Two hundred or so years ago, a military band might be performing in front of the Palacio Del Gobernador—now the Commisson on Elections headquarters—as carriages disgorge their well dressed passengers out for an early evening promenade. Plaza de Roma was the center of the city, dominated by the Manila Cathedral and not too far away was the San Agustin Church, the oldest stone church in the country, built in 1607. Religious processions were frequent in the streets of Intramuros during the day, and at night, parties and fiestas were held. This was the way of life in the walled city, Intramuros, which literally means “within the walls” in Latin. This relaxed and slow pace of life has long been a thing of the past, but the structures, artifacts and relics that remain, help paint a picture of how life was during the glory days of Intramuros, the precursor of modern day Manila.
But even Intramuros, the country’s historical heart and soul, is not immune to the threats now being faced by the country’s heritage sites. The threat is the first flagship infrastructure project to be funded by China under President Duterte’s ambitious Build Build Build program: the Php 4.23 billion Bindondo-Intramuros Bridge, one of two bridges to be built across the Pasig River.
Last July, the project broke ground in Intramuros led by the President himself. Construction is now in full swing, despite opposition from various groups including ICOMOS Philippines. It is the recognized national committee of the International Council on Monuments and Sites, the association that works for the conservation and protection of all cultural heritage places around the world. ICOMOS Philippines has written the Department of Tourism and the Intramuros Administration, outlining the hazards of the construction of the bridge to Intramuros and Binondo.

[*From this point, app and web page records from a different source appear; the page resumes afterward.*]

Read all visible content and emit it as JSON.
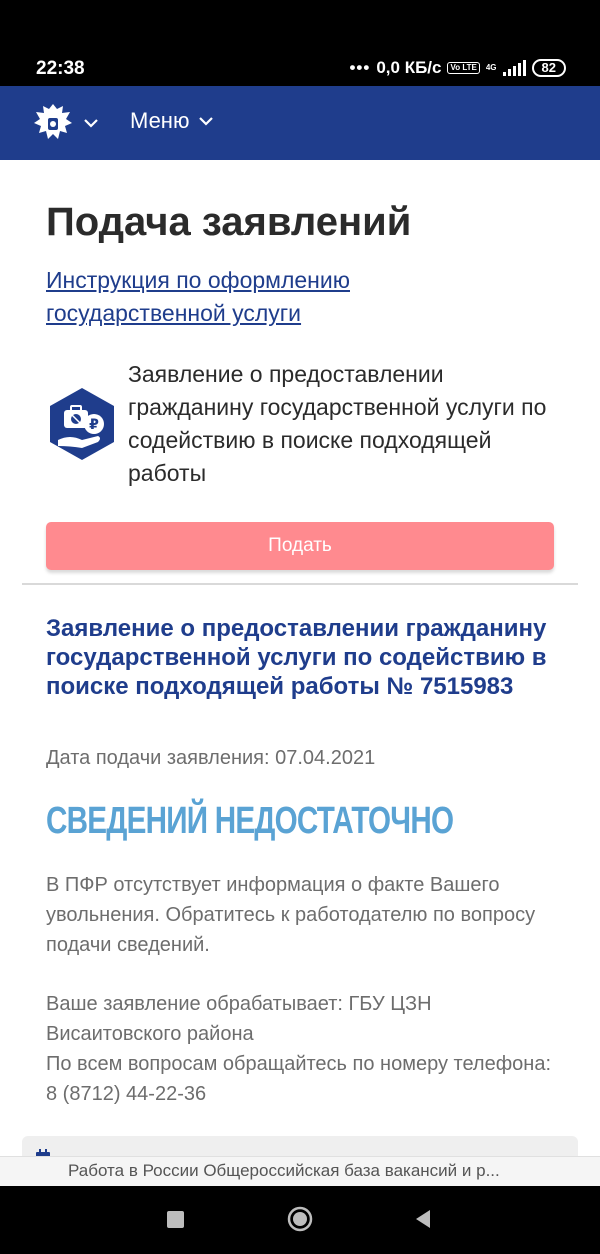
{
  "status_bar": {
    "time": "22:38",
    "dots": "•••",
    "network_speed": "0,0 КБ/с",
    "volte": "Vo LTE",
    "network_type": "4G",
    "battery": "82"
  },
  "header": {
    "menu_label": "Меню"
  },
  "page": {
    "title": "Подача заявлений",
    "instruction_link": "Инструкция по оформлению государственной услуги",
    "service_description": "Заявление о предоставлении гражданину государственной услуги по содействию в поиске подходящей работы",
    "submit_label": "Подать"
  },
  "application": {
    "title": "Заявление о предоставлении гражданину государственной услуги по содействию в поиске подходящей работы № 7515983",
    "date_line": "Дата подачи заявления: 07.04.2021",
    "status": "СВЕДЕНИЙ НЕДОСТАТОЧНО",
    "status_description": "В ПФР отсутствует информация о факте Вашего увольнения. Обратитесь к работодателю по вопросу подачи сведений.",
    "processing_line1": "Ваше заявление обрабатывает: ГБУ ЦЗН Висаитовского района",
    "processing_line2": "По всем вопросам обращайтесь по номеру телефона: 8 (8712) 44-22-36"
  },
  "browser_hint": {
    "text": "Работа в России Общероссийская база вакансий и р..."
  },
  "colors": {
    "header_bg": "#1f3d8c",
    "accent_blue": "#1f3d8c",
    "submit_button": "#ff8a8f",
    "status_color": "#5aa3d4"
  },
  "icons": {
    "emblem": "coat-of-arms-icon",
    "menu_chevron": "chevron-down-icon",
    "service": "employment-service-icon",
    "calendar": "calendar-icon"
  }
}
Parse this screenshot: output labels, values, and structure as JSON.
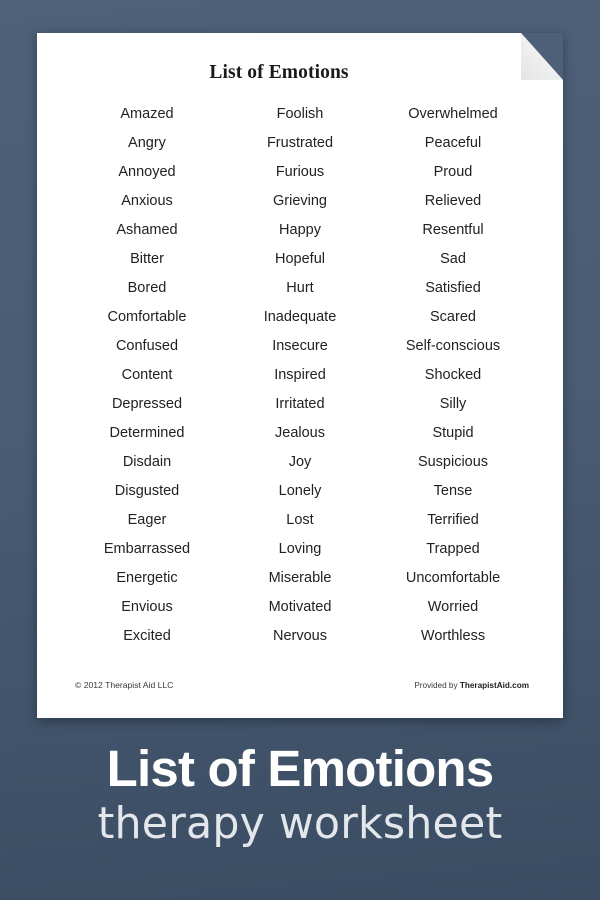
{
  "theme": {
    "background_top": "#4e6179",
    "background_bottom": "#3a4c62",
    "page_background": "#ffffff",
    "text_color": "#222222",
    "caption_color": "#ffffff"
  },
  "worksheet": {
    "title": "List of Emotions",
    "columns": [
      {
        "id": "column-1",
        "items": [
          "Amazed",
          "Angry",
          "Annoyed",
          "Anxious",
          "Ashamed",
          "Bitter",
          "Bored",
          "Comfortable",
          "Confused",
          "Content",
          "Depressed",
          "Determined",
          "Disdain",
          "Disgusted",
          "Eager",
          "Embarrassed",
          "Energetic",
          "Envious",
          "Excited"
        ]
      },
      {
        "id": "column-2",
        "items": [
          "Foolish",
          "Frustrated",
          "Furious",
          "Grieving",
          "Happy",
          "Hopeful",
          "Hurt",
          "Inadequate",
          "Insecure",
          "Inspired",
          "Irritated",
          "Jealous",
          "Joy",
          "Lonely",
          "Lost",
          "Loving",
          "Miserable",
          "Motivated",
          "Nervous"
        ]
      },
      {
        "id": "column-3",
        "items": [
          "Overwhelmed",
          "Peaceful",
          "Proud",
          "Relieved",
          "Resentful",
          "Sad",
          "Satisfied",
          "Scared",
          "Self-conscious",
          "Shocked",
          "Silly",
          "Stupid",
          "Suspicious",
          "Tense",
          "Terrified",
          "Trapped",
          "Uncomfortable",
          "Worried",
          "Worthless"
        ]
      }
    ],
    "footer": {
      "copyright": "© 2012 Therapist Aid LLC",
      "provided_prefix": "Provided by ",
      "provided_brand": "TherapistAid.com"
    },
    "corner_fold_icon": "page-corner-fold"
  },
  "caption": {
    "main": "List of Emotions",
    "sub": "therapy worksheet"
  }
}
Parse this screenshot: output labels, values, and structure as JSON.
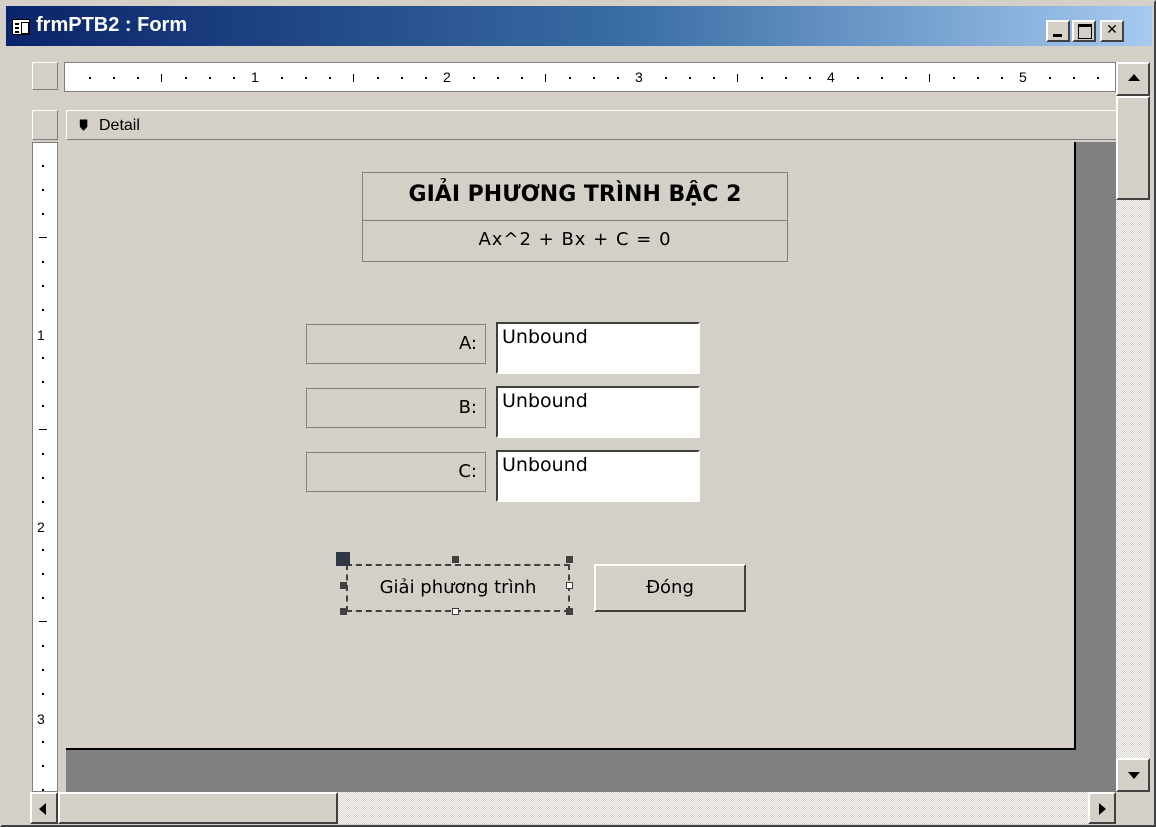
{
  "window": {
    "title": "frmPTB2 : Form",
    "icon": "form-icon",
    "controls": [
      "minimize",
      "maximize",
      "close"
    ]
  },
  "ruler": {
    "horizontal_numbers": [
      "1",
      "2",
      "3",
      "4",
      "5"
    ],
    "vertical_numbers": [
      "1",
      "2",
      "3"
    ]
  },
  "section": {
    "label": "Detail",
    "icon": "section-selector-icon"
  },
  "form": {
    "title": "GIẢI PHƯƠNG TRÌNH BẬC 2",
    "subtitle": "Ax^2 + Bx + C = 0",
    "fields": [
      {
        "label": "A:",
        "value": "Unbound"
      },
      {
        "label": "B:",
        "value": "Unbound"
      },
      {
        "label": "C:",
        "value": "Unbound"
      }
    ],
    "buttons": {
      "solve": "Giải phương trình",
      "close": "Đóng"
    }
  },
  "colors": {
    "title_gradient_start": "#0a246a",
    "title_gradient_end": "#a6caf0",
    "form_background": "#d4d0c8",
    "workspace": "#808080"
  }
}
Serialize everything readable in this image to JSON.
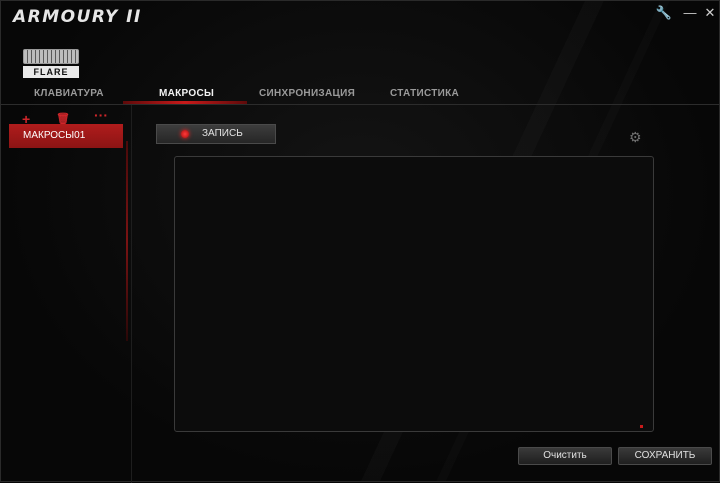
{
  "app": {
    "title": "ARMOURY II"
  },
  "window_controls": {
    "tool": "🔧",
    "minimize": "—",
    "close": "✕"
  },
  "device": {
    "name": "FLARE"
  },
  "tabs": [
    {
      "label": "КЛАВИАТУРА"
    },
    {
      "label": "МАКРОСЫ",
      "active": true
    },
    {
      "label": "СИНХРОНИЗАЦИЯ"
    },
    {
      "label": "СТАТИСТИКА"
    }
  ],
  "sidebar": {
    "tools": [
      {
        "icon": "plus-icon",
        "glyph": "+"
      },
      {
        "icon": "trash-icon",
        "glyph": "🗑"
      },
      {
        "icon": "more-icon",
        "glyph": "···"
      }
    ],
    "macros": [
      {
        "label": "МАКРОСЫ01",
        "selected": true
      }
    ]
  },
  "record": {
    "label": "ЗАПИСЬ"
  },
  "settings_glyph": "⚙",
  "buttons": {
    "clear": "Очистить",
    "save": "СОХРАНИТЬ"
  },
  "colors": {
    "accent": "#c81a1a",
    "background": "#060606"
  }
}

Intramuros is host to the San Agustin Church and Monastery, a declared UNESCO world heritage site since 1993. At the heart of the ICOMOS’ opposition is the infringement of the bridge’s route and ramps on the buffer zone of the San Agustin. The ICOMOS position paper states, “While it may be remote, there is a possibility that UNESCO, (United Nations Educational, Scientific and Cultural Organization) may itself raise concerns about the proposed bridge. As experience has shown, this is not merely a theoretical scenario, the historic city of Dresden (Germany) was delisted as a World Heritage Site in 2009 due to the construction of the modern Waldschlosschen Bridge.”
In addition, the National Commission for Culture and the Arts (NCCA) has listed Intramuros for possible inclusion in the Philippines’ Tentative List for future declaration as a UNESCO World Heritage site. The bridge may negatively effect Intramuros’ chances. ICOMOS points out the immense tourism potential that will be lost from a heritage site listing.
Obtaining the UNESCO seal as a heritage site offers prestige and international recognition of its outstanding and exceptional features. A country may also receive financial assistance and expert advice from the UNESCO to support activities for the preservation of its sites. Another advantage is that the site becomes protected under the Geneva convention from destruction or misuse during war.
Click on the image below for slideshow
Raising the American flag over Fort Santiago, Manila, on the evening of August 13, 1898. G.W. Peters on Wiki Media Commons
The sketch of the Plaza de Roma Manila by Fernando Brambila. Fernando Brambila on Wiki Media Commons
Plaza Santo Tomas is where the Santo Domingo Church, Colegio de Santa Rosa and the original University of Santo Tomas were built during the Spanish Colonial Period. Sarahli on Wiki Media Commons
Map of Old Manila in 1851. Bria Fallen on Wikimedia Commons
Intramuros in the 1700s. Nostalgia Filipinas on Wiki Media Commons
Puerta de Santa Lucia gate of Intramuros in front of Augustinian Convento. John Tewell on Wiki Media Commons
The Gate of Fort Santiago during the American Period.
A former UNESCO commissioner cites the merits of recognition, “Basically, it gives a site opportunities to access grants and technical assistance from national and international agencies and organizations to support its conservation efforts. San Agustin as well as the three other Baroque Churches in the country have benefitted from this. “
The erstwhile UNESCO commissioner adds, “Imagine how difficult it will be for churches like Santa Maria or Miagao (two other UNESCO world heritage sites) to fight for government grants if they were not world heritage? It puts them in the same position as countless other national cultural treasures vying for competitive grants. They also won't be the tourist destinations that they've become after the WH (World Heritage) listing and the towns and cities that they are in benefit from the tourism.”